#### EXERCISE DIRECTIONS:
Every line below must come back exactly as it stands, with the images omitted.
··· PROVIDED ENTRIES ···
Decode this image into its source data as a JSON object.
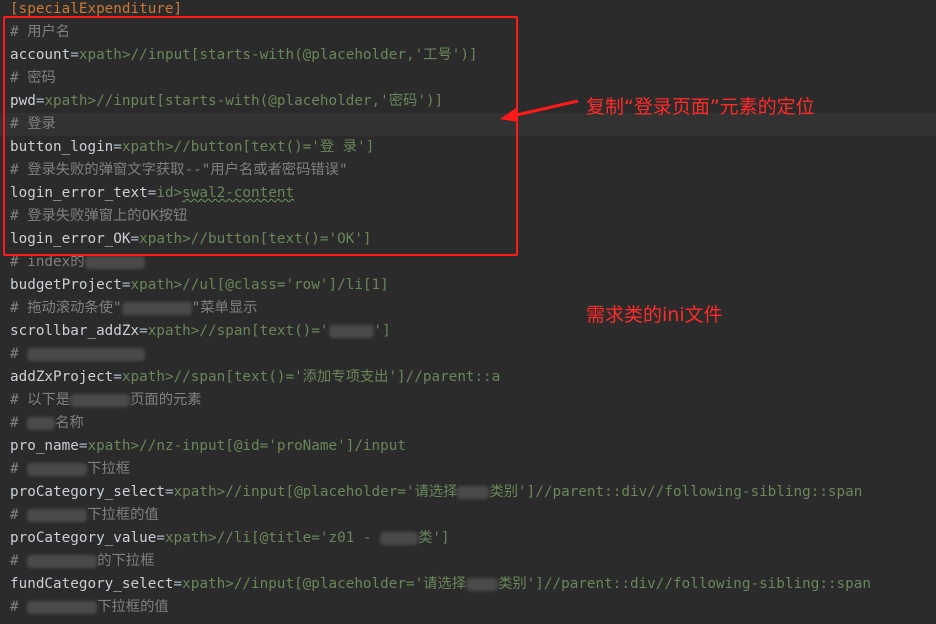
{
  "section_header": "[specialExpenditure]",
  "lines": [
    {
      "comment": "# 用户名"
    },
    {
      "key": "account",
      "eq": "=",
      "prefix": "xpath>",
      "value": "//input[starts-with(@placeholder,'工号')]"
    },
    {
      "comment": "# 密码"
    },
    {
      "key": "pwd",
      "eq": "=",
      "prefix": "xpath>",
      "value": "//input[starts-with(@placeholder,'密码')]"
    },
    {
      "comment": "# 登录"
    },
    {
      "key": "button_login",
      "eq": "=",
      "prefix": "xpath>",
      "value": "//button[text()='登 录']"
    },
    {
      "comment": "# 登录失败的弹窗文字获取--\"用户名或者密码错误\""
    },
    {
      "key": "login_error_text",
      "eq": "=",
      "prefix": "id>",
      "value": "swal2-content"
    },
    {
      "comment": "# 登录失败弹窗上的OK按钮"
    },
    {
      "key": "login_error_OK",
      "eq": "=",
      "prefix": "xpath>",
      "value": "//button[text()='OK']"
    },
    {
      "comment": "# index的"
    },
    {
      "key": "budgetProject",
      "eq": "=",
      "prefix": "xpath>",
      "value": "//ul[@class='row']/li[1]"
    },
    {
      "comment_a": "# 拖动滚动条使\"",
      "comment_b": "\"菜单显示"
    },
    {
      "key": "scrollbar_addZx",
      "eq": "=",
      "prefix": "xpath>",
      "value_a": "//span[text()='",
      "value_b": "']"
    },
    {
      "comment": "# "
    },
    {
      "key": "addZxProject",
      "eq": "=",
      "prefix": "xpath>",
      "value": "//span[text()='添加专项支出']//parent::a"
    },
    {
      "comment_a": "# 以下是",
      "comment_b": "页面的元素"
    },
    {
      "comment_a": "# ",
      "comment_b": "名称"
    },
    {
      "key": "pro_name",
      "eq": "=",
      "prefix": "xpath>",
      "value": "//nz-input[@id='proName']/input"
    },
    {
      "comment_a": "# ",
      "comment_b": "下拉框"
    },
    {
      "key": "proCategory_select",
      "eq": "=",
      "prefix": "xpath>",
      "value_a": "//input[@placeholder='请选择",
      "value_b": "类别']//parent::div//following-sibling::span"
    },
    {
      "comment_a": "# ",
      "comment_b": "下拉框的值"
    },
    {
      "key": "proCategory_value",
      "eq": "=",
      "prefix": "xpath>",
      "value_a": "//li[@title='z01 - ",
      "value_b": "类']"
    },
    {
      "comment_a": "# ",
      "comment_b": "的下拉框"
    },
    {
      "key": "fundCategory_select",
      "eq": "=",
      "prefix": "xpath>",
      "value_a": "//input[@placeholder='请选择",
      "value_b": "类别']//parent::div//following-sibling::span"
    },
    {
      "comment_a": "# ",
      "comment_b": "下拉框的值"
    }
  ],
  "annotations": {
    "copy_locator": "复制“登录页面”元素的定位",
    "ini_file": "需求类的ini文件"
  },
  "colors": {
    "background": "#2b2b2b",
    "comment": "#808080",
    "string_value": "#6a8759",
    "key": "#cbd0d6",
    "section": "#cc7832",
    "annotation_red": "#ff1a1a"
  }
}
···
#### TASK ANSWER:
Decode this image into its source data as a JSON object.
{
  "section_header": "[specialExpenditure]",
  "lines": [
    {
      "comment": "# 用户名"
    },
    {
      "key": "account",
      "eq": "=",
      "prefix": "xpath>",
      "value": "//input[starts-with(@placeholder,'工号')]"
    },
    {
      "comment": "# 密码"
    },
    {
      "key": "pwd",
      "eq": "=",
      "prefix": "xpath>",
      "value": "//input[starts-with(@placeholder,'密码')]"
    },
    {
      "comment": "# 登录"
    },
    {
      "key": "button_login",
      "eq": "=",
      "prefix": "xpath>",
      "value": "//button[text()='登 录']"
    },
    {
      "comment": "# 登录失败的弹窗文字获取--\"用户名或者密码错误\""
    },
    {
      "key": "login_error_text",
      "eq": "=",
      "prefix": "id>",
      "value": "swal2-content"
    },
    {
      "comment": "# 登录失败弹窗上的OK按钮"
    },
    {
      "key": "login_error_OK",
      "eq": "=",
      "prefix": "xpath>",
      "value": "//button[text()='OK']"
    },
    {
      "comment": "# index的"
    },
    {
      "key": "budgetProject",
      "eq": "=",
      "prefix": "xpath>",
      "value": "//ul[@class='row']/li[1]"
    },
    {
      "comment_a": "# 拖动滚动条使\"",
      "comment_b": "\"菜单显示"
    },
    {
      "key": "scrollbar_addZx",
      "eq": "=",
      "prefix": "xpath>",
      "value_a": "//span[text()='",
      "value_b": "']"
    },
    {
      "comment": "# "
    },
    {
      "key": "addZxProject",
      "eq": "=",
      "prefix": "xpath>",
      "value": "//span[text()='添加专项支出']//parent::a"
    },
    {
      "comment_a": "# 以下是",
      "comment_b": "页面的元素"
    },
    {
      "comment_a": "# ",
      "comment_b": "名称"
    },
    {
      "key": "pro_name",
      "eq": "=",
      "prefix": "xpath>",
      "value": "//nz-input[@id='proName']/input"
    },
    {
      "comment_a": "# ",
      "comment_b": "下拉框"
    },
    {
      "key": "proCategory_select",
      "eq": "=",
      "prefix": "xpath>",
      "value_a": "//input[@placeholder='请选择",
      "value_b": "类别']//parent::div//following-sibling::span"
    },
    {
      "comment_a": "# ",
      "comment_b": "下拉框的值"
    },
    {
      "key": "proCategory_value",
      "eq": "=",
      "prefix": "xpath>",
      "value_a": "//li[@title='z01 - ",
      "value_b": "类']"
    },
    {
      "comment_a": "# ",
      "comment_b": "的下拉框"
    },
    {
      "key": "fundCategory_select",
      "eq": "=",
      "prefix": "xpath>",
      "value_a": "//input[@placeholder='请选择",
      "value_b": "类别']//parent::div//following-sibling::span"
    },
    {
      "comment_a": "# ",
      "comment_b": "下拉框的值"
    }
  ],
  "annotations": {
    "copy_locator": "复制“登录页面”元素的定位",
    "ini_file": "需求类的ini文件"
  },
  "colors": {
    "background": "#2b2b2b",
    "comment": "#808080",
    "string_value": "#6a8759",
    "key": "#cbd0d6",
    "section": "#cc7832",
    "annotation_red": "#ff1a1a"
  }
}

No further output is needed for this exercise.